§ **Aim of the exercise**: Pictures should not appear in the copy; the records themselves must be written out exactly.
Provided material: Begin
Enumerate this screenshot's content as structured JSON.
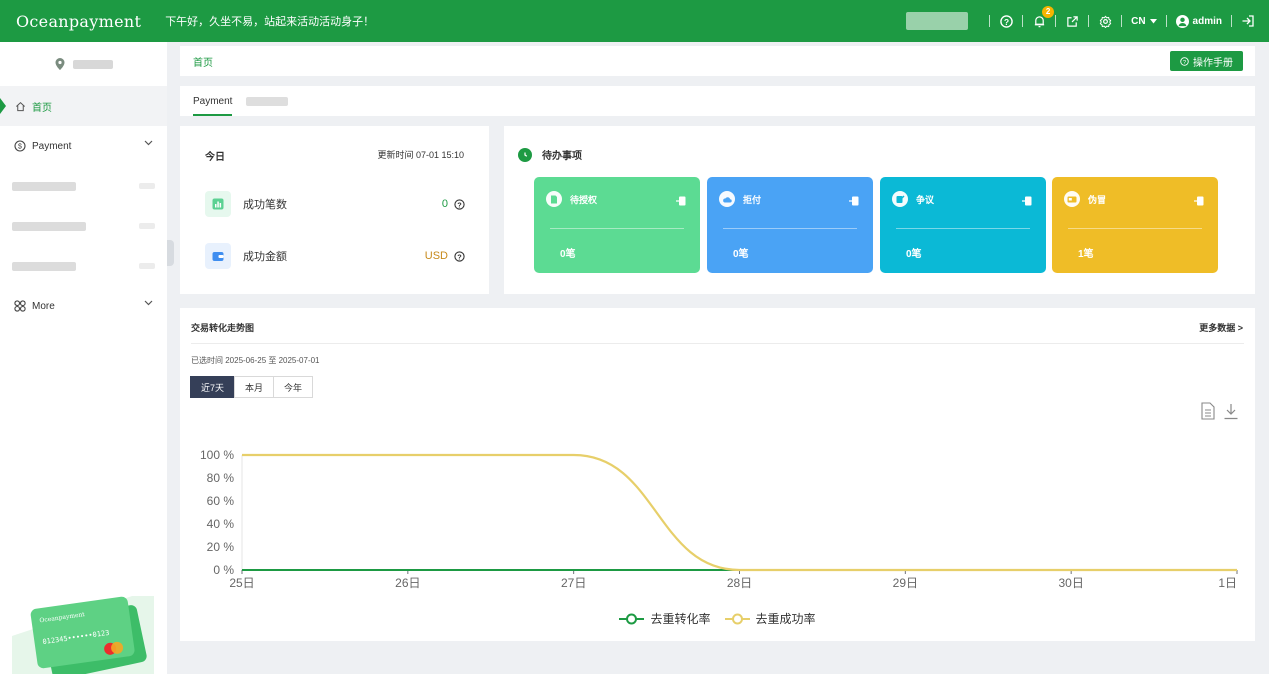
{
  "topbar": {
    "logo": "Oceanpayment",
    "slogan": "下午好，久坐不易，站起来活动活动身子！",
    "notification_count": "2",
    "language": "CN",
    "user_name": "admin"
  },
  "sidebar": {
    "items": [
      {
        "label": "首页",
        "icon": "home-icon",
        "active": true
      },
      {
        "label": "Payment",
        "icon": "payment-icon"
      },
      {
        "label": "More",
        "icon": "grid-icon"
      }
    ]
  },
  "breadcrumb": {
    "home": "首页",
    "manual_button": "操作手册"
  },
  "tabs": [
    {
      "label": "Payment"
    }
  ],
  "today": {
    "title": "今日",
    "update_time": "更新时间 07-01 15:10",
    "stats": [
      {
        "label": "成功笔数",
        "value": "0",
        "icon": "bar-chart-icon"
      },
      {
        "label": "成功金额",
        "value": "USD",
        "icon": "wallet-icon"
      }
    ]
  },
  "todo": {
    "title": "待办事项",
    "tiles": [
      {
        "label": "待授权",
        "value": "0笔",
        "color": "#5cdb93",
        "icon": "document-icon"
      },
      {
        "label": "拒付",
        "value": "0笔",
        "color": "#4aa3f5",
        "icon": "cloud-icon"
      },
      {
        "label": "争议",
        "value": "0笔",
        "color": "#0bb9d6",
        "icon": "edit-icon"
      },
      {
        "label": "伪冒",
        "value": "1笔",
        "color": "#efbd27",
        "icon": "card-icon"
      }
    ]
  },
  "trend": {
    "title": "交易转化走势图",
    "more_label": "更多数据 >",
    "range_text": "已选时间 2025-06-25 至 2025-07-01",
    "ranges": [
      "近7天",
      "本月",
      "今年"
    ],
    "active_range": 0
  },
  "chart_data": {
    "type": "line",
    "categories": [
      "25日",
      "26日",
      "27日",
      "28日",
      "29日",
      "30日",
      "1日"
    ],
    "y_ticks": [
      "0 %",
      "20 %",
      "40 %",
      "60 %",
      "80 %",
      "100 %"
    ],
    "ylim": [
      0,
      100
    ],
    "series": [
      {
        "name": "去重转化率",
        "values": [
          0,
          0,
          0,
          0,
          0,
          0,
          0
        ],
        "color": "#1d9a43"
      },
      {
        "name": "去重成功率",
        "values": [
          100,
          100,
          100,
          0,
          0,
          0,
          0
        ],
        "color": "#e7cf6a"
      }
    ],
    "legend": "bottom"
  }
}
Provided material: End
§ **Answer section**:
Enumerate this screenshot's content as structured JSON.
{
  "topbar": {
    "logo": "Oceanpayment",
    "slogan": "下午好，久坐不易，站起来活动活动身子！",
    "notification_count": "2",
    "language": "CN",
    "user_name": "admin"
  },
  "sidebar": {
    "items": [
      {
        "label": "首页",
        "icon": "home-icon",
        "active": true
      },
      {
        "label": "Payment",
        "icon": "payment-icon"
      },
      {
        "label": "More",
        "icon": "grid-icon"
      }
    ]
  },
  "breadcrumb": {
    "home": "首页",
    "manual_button": "操作手册"
  },
  "tabs": [
    {
      "label": "Payment"
    }
  ],
  "today": {
    "title": "今日",
    "update_time": "更新时间 07-01 15:10",
    "stats": [
      {
        "label": "成功笔数",
        "value": "0",
        "icon": "bar-chart-icon"
      },
      {
        "label": "成功金额",
        "value": "USD",
        "icon": "wallet-icon"
      }
    ]
  },
  "todo": {
    "title": "待办事项",
    "tiles": [
      {
        "label": "待授权",
        "value": "0笔",
        "color": "#5cdb93",
        "icon": "document-icon"
      },
      {
        "label": "拒付",
        "value": "0笔",
        "color": "#4aa3f5",
        "icon": "cloud-icon"
      },
      {
        "label": "争议",
        "value": "0笔",
        "color": "#0bb9d6",
        "icon": "edit-icon"
      },
      {
        "label": "伪冒",
        "value": "1笔",
        "color": "#efbd27",
        "icon": "card-icon"
      }
    ]
  },
  "trend": {
    "title": "交易转化走势图",
    "more_label": "更多数据 >",
    "range_text": "已选时间 2025-06-25 至 2025-07-01",
    "ranges": [
      "近7天",
      "本月",
      "今年"
    ],
    "active_range": 0
  },
  "chart_data": {
    "type": "line",
    "categories": [
      "25日",
      "26日",
      "27日",
      "28日",
      "29日",
      "30日",
      "1日"
    ],
    "y_ticks": [
      "0 %",
      "20 %",
      "40 %",
      "60 %",
      "80 %",
      "100 %"
    ],
    "ylim": [
      0,
      100
    ],
    "series": [
      {
        "name": "去重转化率",
        "values": [
          0,
          0,
          0,
          0,
          0,
          0,
          0
        ],
        "color": "#1d9a43"
      },
      {
        "name": "去重成功率",
        "values": [
          100,
          100,
          100,
          0,
          0,
          0,
          0
        ],
        "color": "#e7cf6a"
      }
    ],
    "legend": "bottom"
  }
}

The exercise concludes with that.